» Required action
Each line holding the word "title" must appear in the answer, copied from the entries.

» App and web page records
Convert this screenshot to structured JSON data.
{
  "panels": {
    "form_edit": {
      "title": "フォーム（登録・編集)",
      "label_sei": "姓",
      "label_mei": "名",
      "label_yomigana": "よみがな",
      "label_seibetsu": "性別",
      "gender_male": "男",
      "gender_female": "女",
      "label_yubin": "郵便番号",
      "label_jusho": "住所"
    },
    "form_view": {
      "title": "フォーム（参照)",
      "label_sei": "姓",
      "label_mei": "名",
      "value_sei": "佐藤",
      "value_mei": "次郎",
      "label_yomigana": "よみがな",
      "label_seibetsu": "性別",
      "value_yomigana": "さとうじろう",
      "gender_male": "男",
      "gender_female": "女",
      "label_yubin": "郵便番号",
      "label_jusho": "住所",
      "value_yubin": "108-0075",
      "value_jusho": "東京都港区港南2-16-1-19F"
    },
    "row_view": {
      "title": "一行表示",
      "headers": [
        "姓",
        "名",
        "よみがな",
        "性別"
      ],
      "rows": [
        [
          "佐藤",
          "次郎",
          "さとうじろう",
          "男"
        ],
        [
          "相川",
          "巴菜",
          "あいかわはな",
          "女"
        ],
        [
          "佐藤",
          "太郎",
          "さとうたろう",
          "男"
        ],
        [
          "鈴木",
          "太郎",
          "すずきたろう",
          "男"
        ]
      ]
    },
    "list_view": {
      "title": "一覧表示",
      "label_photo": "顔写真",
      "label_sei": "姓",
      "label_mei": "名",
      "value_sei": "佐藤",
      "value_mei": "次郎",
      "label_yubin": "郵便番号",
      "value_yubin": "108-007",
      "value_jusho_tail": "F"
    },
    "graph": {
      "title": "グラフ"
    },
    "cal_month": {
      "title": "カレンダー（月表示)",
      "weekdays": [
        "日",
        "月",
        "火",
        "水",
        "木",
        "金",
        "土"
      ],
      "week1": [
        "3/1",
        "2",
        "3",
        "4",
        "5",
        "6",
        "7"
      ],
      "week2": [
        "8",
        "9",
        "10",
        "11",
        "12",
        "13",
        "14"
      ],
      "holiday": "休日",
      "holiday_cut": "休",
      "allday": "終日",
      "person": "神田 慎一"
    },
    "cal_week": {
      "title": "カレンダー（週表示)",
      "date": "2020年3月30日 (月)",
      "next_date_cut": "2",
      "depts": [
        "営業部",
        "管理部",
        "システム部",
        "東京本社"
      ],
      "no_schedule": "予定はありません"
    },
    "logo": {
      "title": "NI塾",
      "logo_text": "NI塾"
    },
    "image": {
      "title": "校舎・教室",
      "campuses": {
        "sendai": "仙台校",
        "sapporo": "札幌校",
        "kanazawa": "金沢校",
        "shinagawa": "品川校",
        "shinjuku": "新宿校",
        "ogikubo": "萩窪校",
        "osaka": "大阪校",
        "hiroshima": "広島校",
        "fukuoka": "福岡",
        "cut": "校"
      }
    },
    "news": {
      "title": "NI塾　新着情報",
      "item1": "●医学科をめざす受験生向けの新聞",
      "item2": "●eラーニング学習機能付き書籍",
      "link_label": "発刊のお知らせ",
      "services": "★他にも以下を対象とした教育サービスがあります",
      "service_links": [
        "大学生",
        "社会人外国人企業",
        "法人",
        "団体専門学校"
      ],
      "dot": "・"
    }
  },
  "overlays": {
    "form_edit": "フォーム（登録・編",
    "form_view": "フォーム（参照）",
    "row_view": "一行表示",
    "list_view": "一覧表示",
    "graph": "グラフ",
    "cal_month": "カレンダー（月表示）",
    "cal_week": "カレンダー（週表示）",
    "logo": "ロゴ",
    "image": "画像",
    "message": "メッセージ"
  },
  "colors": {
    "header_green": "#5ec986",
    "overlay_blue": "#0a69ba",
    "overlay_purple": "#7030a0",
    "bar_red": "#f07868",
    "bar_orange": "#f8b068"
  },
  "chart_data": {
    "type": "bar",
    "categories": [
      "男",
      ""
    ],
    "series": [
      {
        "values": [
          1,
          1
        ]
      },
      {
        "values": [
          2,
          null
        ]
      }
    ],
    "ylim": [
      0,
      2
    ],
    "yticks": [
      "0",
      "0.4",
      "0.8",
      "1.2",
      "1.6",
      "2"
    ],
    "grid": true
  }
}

» Task response
      "title": "フォーム（登録・編集)",
      "title": "フォーム（参照)",
      "title": "一行表示",
      "title": "一覧表示",
      "title": "グラフ"
      "title": "カレンダー（月表示)",
      "title": "カレンダー（週表示)",
      "title": "NI塾",
      "title": "校舎・教室",
      "title": "NI塾　新着情報",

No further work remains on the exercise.